* **WHAT YOU NEED TO DO**
Copy the entries that appear below in full, leaving out any picture among them.

* **Collection entries**
==========

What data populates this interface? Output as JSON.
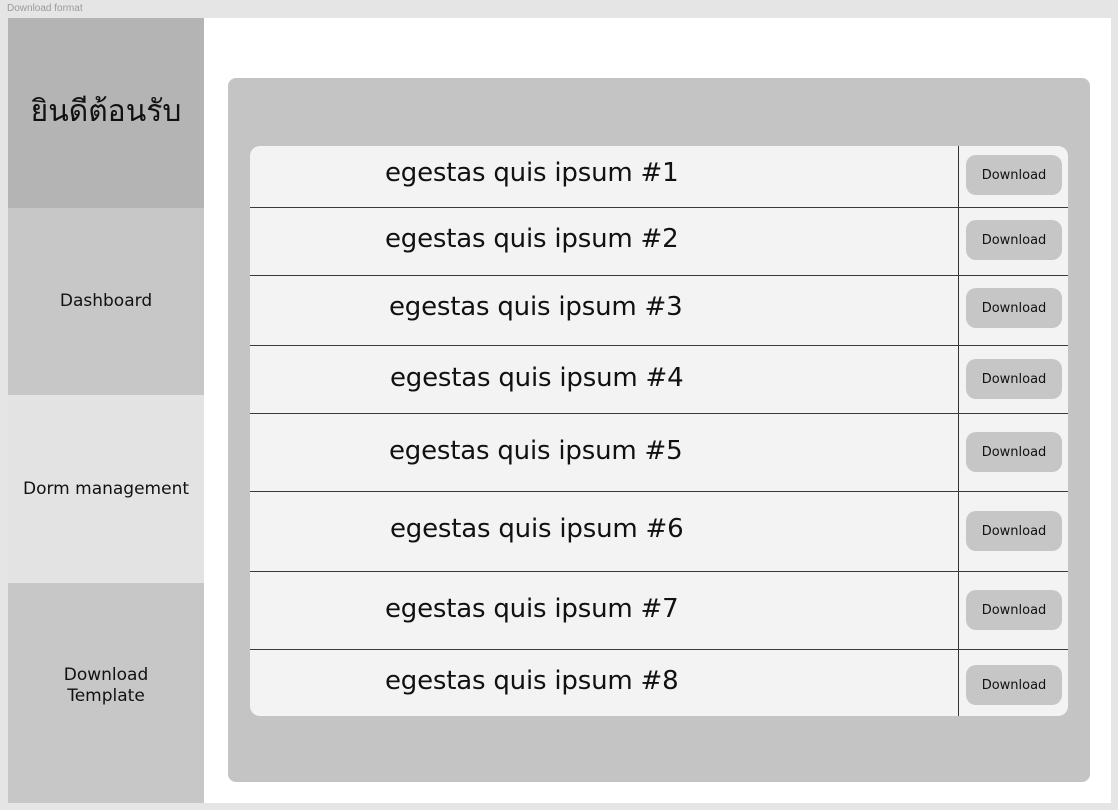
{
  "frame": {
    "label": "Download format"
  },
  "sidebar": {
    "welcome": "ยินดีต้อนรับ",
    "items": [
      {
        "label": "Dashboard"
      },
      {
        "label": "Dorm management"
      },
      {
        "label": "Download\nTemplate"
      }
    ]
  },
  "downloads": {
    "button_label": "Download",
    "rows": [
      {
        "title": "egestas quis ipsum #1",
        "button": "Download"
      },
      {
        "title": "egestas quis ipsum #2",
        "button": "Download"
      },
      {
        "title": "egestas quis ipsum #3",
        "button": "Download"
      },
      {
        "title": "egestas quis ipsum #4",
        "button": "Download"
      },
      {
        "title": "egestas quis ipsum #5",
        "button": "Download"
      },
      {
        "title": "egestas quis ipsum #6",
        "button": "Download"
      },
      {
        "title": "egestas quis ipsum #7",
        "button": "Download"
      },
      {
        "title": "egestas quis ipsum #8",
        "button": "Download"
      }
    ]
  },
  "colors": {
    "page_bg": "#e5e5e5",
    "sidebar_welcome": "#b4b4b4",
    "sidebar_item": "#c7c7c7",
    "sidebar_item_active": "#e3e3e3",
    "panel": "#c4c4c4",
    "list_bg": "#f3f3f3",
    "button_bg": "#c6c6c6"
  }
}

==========

* **ANSWER SPACE**
What data populates this interface? Output as JSON.
{
  "frame": {
    "label": "Download format"
  },
  "sidebar": {
    "welcome": "ยินดีต้อนรับ",
    "items": [
      {
        "label": "Dashboard"
      },
      {
        "label": "Dorm management"
      },
      {
        "label": "Download\nTemplate"
      }
    ]
  },
  "downloads": {
    "button_label": "Download",
    "rows": [
      {
        "title": "egestas quis ipsum #1",
        "button": "Download"
      },
      {
        "title": "egestas quis ipsum #2",
        "button": "Download"
      },
      {
        "title": "egestas quis ipsum #3",
        "button": "Download"
      },
      {
        "title": "egestas quis ipsum #4",
        "button": "Download"
      },
      {
        "title": "egestas quis ipsum #5",
        "button": "Download"
      },
      {
        "title": "egestas quis ipsum #6",
        "button": "Download"
      },
      {
        "title": "egestas quis ipsum #7",
        "button": "Download"
      },
      {
        "title": "egestas quis ipsum #8",
        "button": "Download"
      }
    ]
  },
  "colors": {
    "page_bg": "#e5e5e5",
    "sidebar_welcome": "#b4b4b4",
    "sidebar_item": "#c7c7c7",
    "sidebar_item_active": "#e3e3e3",
    "panel": "#c4c4c4",
    "list_bg": "#f3f3f3",
    "button_bg": "#c6c6c6"
  }
}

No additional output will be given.